Support The Moscow Times!

Russia Backs Ukraine Separatists’ Full Territorial Claims 

Russian President Vladimir Putin recognized the independent of the Donetsk and Luhansk Peoples' Republics on Monday.

Russia backs the full territorial claims of separatists in eastern Ukraine, President Vladimir Putin said Tuesday evening.

Speaking at a press conference, Putin said: "We recognized them. And this means that we recognized all their fundamental documents, including the constitution. And the constitution spells out the borders within the Donetsk and Luhansk regions at the time when they were part of Ukraine."
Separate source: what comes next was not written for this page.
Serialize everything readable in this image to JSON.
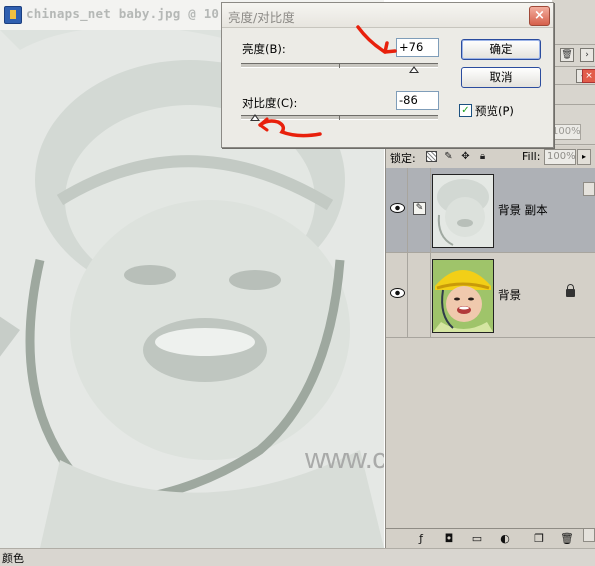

Leaders in the breakaway states control less than half of the Donetsk and Luhansk regions of eastern Ukraine but claim sovereignty over the entire area, including major port city Mariupol, which is currently under Kyiv's control.

Putin’s backing for the separatists’ claims to territory controlled by the Ukrainian government threatens to further escalate the situation in the country, less than 24 hours after Putin’s shock decision to recognize the republics’ independence.

Putin said it was up to the separatists in Ukraine to negotiate with the government in Kyiv to resolve the border dispute. Kyiv refuses to talk to the rebels and President Volodymyr Zelenskiy has repeatedly called for a summit with Putin to discuss the issue.

The statement came as Russia’s parliament voted to give Putin permission to send Russian armed forces abroad, paving the way for troops to be sent into the DNR and LNR for peacekeeping purposes, Moscow says. Those claims have been slammed by the West, with the U.S. Ambassador to the United Nations saying overnight it was “nonsense” that Russian forces would be used for peacekeeping.

In the short update, televised on Russian state TV channels, Putin also declared the Minsk peace agreements dead and called on Ukraine to drop its ambitions to join NATO and to demilitarize.

Russia has amassed 150,000 troops around Ukraine including in Belarus and Crimea, which Moscow annexed from Kyiv in 2014.

Western governments scrambled to respond to Russia’s recognition of the breakaway states, imposing sanctions on Moscow and threatening more measures would be leveled against Russia should Putin press ahead with plans to invade the rest of Ukraine. 

AFP contributed reporting.

… we have a small favor to ask. As you may have heard, The Moscow Times, an independent news source for over 30 years, has been unjustly branded as a "foreign agent" by the Russian government. This blatant attempt to silence our voice is a direct assault on the integrity of journalism and the values we hold dear.

We, the journalists of The Moscow Times, refuse to be silenced. Our commitment to providing accurate and unbiased reporting on Russia remains unshaken. But we need your help to continue our critical mission.

Your support, no matter how small, makes a world of difference. If you can, please support us monthly starting from just $2. It's quick to set up, and you can be confident that you're making a significant impact every month by supporting open, independent journalism. Thank you.

paiment methods
Not ready to support today?
Remind me later.

Read more